Task description: Please copy every line with the string "компьютере" from the entries below.

Element data from apps and pages
* * * * * * *

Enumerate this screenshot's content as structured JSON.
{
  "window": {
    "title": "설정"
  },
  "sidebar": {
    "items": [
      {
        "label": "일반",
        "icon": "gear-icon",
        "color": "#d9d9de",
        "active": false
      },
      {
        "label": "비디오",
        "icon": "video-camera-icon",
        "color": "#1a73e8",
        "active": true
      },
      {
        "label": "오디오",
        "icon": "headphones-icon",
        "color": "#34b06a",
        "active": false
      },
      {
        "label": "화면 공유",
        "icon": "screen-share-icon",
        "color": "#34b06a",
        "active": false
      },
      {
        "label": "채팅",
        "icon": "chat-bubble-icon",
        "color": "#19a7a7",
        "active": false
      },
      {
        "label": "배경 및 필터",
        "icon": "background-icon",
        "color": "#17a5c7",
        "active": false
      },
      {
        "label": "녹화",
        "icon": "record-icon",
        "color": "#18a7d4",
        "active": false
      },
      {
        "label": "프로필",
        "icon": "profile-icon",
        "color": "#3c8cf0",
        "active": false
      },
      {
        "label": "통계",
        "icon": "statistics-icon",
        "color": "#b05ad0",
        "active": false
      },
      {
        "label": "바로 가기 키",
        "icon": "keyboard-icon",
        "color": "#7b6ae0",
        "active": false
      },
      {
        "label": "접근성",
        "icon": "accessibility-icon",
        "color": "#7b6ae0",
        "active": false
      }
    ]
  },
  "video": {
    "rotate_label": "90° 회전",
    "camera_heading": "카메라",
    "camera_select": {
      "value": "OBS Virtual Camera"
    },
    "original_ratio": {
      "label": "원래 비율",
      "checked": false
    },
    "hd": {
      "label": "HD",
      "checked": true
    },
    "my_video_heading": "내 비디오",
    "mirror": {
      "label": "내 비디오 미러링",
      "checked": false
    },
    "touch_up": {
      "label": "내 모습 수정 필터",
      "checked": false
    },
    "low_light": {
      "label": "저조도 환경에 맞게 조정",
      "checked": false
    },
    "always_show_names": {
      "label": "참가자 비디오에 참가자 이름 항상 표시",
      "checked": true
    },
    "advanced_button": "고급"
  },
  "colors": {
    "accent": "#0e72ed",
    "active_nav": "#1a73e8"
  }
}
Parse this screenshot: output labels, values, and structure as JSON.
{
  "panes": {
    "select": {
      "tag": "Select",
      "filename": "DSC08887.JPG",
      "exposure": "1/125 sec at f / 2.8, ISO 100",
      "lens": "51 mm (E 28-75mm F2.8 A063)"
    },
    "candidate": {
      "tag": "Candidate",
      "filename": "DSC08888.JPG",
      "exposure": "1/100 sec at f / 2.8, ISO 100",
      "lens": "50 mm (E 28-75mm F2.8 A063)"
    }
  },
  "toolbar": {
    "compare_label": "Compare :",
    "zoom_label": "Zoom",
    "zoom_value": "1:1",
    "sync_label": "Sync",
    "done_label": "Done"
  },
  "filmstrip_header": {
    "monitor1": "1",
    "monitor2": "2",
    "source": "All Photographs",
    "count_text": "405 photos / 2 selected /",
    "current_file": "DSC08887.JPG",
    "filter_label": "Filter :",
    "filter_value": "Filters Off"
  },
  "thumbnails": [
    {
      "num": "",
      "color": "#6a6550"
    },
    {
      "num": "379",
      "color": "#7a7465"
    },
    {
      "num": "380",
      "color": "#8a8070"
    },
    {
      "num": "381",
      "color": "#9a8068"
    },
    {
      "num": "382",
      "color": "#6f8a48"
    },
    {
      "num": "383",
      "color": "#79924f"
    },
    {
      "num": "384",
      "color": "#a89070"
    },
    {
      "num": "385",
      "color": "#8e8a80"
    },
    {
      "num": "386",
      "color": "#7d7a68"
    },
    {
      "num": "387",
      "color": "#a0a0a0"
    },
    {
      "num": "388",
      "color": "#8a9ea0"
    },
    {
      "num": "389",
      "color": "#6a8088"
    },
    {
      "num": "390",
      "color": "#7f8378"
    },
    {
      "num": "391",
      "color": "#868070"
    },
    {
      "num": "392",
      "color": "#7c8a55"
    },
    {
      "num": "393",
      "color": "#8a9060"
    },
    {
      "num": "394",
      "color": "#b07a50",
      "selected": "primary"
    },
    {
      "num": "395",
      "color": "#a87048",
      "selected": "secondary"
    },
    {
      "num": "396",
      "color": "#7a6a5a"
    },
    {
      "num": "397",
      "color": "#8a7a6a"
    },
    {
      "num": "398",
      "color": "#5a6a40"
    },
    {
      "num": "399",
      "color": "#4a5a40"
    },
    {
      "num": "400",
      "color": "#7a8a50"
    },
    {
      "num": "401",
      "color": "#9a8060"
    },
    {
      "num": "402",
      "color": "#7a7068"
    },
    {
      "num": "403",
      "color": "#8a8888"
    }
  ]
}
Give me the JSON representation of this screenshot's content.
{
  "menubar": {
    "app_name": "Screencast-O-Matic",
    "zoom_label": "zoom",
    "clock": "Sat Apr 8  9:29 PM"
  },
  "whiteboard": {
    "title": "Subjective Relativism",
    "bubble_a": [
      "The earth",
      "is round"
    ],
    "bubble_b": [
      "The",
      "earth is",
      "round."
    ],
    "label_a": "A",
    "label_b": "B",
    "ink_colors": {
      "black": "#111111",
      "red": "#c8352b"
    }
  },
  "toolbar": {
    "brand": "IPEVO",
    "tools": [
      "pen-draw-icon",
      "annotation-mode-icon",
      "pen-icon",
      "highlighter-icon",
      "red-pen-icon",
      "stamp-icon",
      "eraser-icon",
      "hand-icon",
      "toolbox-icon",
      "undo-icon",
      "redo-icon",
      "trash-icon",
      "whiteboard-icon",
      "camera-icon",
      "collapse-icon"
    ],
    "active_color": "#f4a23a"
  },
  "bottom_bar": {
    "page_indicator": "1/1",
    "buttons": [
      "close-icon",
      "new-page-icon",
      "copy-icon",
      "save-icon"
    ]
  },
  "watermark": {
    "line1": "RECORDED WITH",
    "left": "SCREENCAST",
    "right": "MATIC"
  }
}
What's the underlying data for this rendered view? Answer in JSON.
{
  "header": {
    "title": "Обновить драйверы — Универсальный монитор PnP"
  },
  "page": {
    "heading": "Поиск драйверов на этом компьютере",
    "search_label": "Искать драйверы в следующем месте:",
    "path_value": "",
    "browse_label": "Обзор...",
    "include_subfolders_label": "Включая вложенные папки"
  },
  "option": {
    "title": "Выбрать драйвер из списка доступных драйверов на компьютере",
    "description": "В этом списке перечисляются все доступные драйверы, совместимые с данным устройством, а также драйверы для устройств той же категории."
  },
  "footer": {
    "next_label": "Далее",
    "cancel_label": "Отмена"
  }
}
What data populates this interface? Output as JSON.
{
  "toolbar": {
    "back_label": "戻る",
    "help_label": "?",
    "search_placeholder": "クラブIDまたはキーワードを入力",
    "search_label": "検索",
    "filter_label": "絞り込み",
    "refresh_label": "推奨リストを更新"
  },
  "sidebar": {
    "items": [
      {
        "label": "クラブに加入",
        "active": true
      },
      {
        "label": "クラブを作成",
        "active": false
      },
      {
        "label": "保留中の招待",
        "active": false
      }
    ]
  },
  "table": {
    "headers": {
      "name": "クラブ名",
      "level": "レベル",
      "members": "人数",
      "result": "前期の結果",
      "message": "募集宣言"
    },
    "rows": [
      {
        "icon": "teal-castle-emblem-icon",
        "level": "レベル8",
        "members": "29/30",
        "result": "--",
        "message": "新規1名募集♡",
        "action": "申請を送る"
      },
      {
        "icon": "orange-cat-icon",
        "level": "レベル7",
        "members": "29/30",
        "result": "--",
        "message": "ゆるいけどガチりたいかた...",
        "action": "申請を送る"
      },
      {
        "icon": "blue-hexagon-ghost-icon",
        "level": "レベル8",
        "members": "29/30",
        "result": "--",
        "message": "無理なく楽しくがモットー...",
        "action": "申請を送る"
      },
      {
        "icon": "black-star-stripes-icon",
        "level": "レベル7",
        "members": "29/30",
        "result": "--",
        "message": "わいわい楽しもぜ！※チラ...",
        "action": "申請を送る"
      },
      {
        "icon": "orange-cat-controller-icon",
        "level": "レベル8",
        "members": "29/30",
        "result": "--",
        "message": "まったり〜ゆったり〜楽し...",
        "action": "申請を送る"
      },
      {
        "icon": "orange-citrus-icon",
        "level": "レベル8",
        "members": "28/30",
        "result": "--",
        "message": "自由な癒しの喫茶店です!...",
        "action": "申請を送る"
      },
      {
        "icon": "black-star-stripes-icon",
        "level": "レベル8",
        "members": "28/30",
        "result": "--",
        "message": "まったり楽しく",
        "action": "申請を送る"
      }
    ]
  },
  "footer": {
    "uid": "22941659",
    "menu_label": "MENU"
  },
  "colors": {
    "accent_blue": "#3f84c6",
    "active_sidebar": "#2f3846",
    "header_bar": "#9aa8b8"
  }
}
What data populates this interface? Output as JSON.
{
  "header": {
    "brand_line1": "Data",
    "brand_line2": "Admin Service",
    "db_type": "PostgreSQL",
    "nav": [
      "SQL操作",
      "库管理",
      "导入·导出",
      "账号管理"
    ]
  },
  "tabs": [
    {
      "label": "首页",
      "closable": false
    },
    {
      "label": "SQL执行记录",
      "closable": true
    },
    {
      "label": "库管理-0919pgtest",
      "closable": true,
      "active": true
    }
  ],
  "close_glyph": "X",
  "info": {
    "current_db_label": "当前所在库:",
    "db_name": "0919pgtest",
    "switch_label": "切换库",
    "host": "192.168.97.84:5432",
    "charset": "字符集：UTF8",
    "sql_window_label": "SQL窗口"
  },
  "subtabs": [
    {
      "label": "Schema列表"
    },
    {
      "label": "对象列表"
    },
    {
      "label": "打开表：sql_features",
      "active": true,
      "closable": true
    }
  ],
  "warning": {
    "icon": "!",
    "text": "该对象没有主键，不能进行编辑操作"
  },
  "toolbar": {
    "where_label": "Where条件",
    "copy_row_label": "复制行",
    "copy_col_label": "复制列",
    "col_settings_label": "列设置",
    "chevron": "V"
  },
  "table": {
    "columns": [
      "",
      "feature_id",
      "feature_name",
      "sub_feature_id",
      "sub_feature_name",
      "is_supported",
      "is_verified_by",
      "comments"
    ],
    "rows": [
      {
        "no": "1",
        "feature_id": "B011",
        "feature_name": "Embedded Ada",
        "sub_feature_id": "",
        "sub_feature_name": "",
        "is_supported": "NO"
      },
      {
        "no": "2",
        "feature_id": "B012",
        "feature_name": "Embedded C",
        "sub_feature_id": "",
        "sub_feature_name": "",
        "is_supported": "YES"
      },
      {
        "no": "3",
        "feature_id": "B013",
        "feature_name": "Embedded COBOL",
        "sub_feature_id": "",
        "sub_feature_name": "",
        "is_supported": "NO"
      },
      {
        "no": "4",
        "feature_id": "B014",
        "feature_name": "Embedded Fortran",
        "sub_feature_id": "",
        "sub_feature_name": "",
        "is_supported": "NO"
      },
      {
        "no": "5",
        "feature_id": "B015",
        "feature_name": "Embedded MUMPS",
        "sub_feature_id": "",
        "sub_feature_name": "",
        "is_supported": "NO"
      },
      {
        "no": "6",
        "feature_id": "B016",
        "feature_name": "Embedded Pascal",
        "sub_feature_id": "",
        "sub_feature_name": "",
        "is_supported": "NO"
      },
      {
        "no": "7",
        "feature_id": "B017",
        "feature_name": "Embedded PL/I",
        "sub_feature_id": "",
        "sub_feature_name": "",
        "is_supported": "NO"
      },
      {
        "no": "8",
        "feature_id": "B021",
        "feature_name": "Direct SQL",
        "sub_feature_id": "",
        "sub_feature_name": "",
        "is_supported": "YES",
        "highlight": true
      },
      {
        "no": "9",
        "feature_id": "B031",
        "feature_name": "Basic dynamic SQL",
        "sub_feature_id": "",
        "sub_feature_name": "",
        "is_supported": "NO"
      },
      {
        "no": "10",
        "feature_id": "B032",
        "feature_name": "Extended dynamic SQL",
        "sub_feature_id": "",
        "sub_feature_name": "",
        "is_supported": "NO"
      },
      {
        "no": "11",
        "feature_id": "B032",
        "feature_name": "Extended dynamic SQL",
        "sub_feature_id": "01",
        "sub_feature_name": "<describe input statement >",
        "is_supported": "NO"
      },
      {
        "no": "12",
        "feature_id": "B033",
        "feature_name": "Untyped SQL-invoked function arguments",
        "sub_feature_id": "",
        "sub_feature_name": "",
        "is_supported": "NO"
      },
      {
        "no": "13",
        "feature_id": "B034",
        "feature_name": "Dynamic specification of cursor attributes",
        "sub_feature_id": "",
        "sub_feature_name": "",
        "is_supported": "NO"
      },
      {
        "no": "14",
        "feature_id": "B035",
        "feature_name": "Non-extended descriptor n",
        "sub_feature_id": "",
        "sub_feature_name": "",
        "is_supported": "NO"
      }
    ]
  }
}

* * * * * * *

Expected answer:
    "heading": "Поиск драйверов на этом компьютере",
    "title": "Выбрать драйвер из списка доступных драйверов на компьютере",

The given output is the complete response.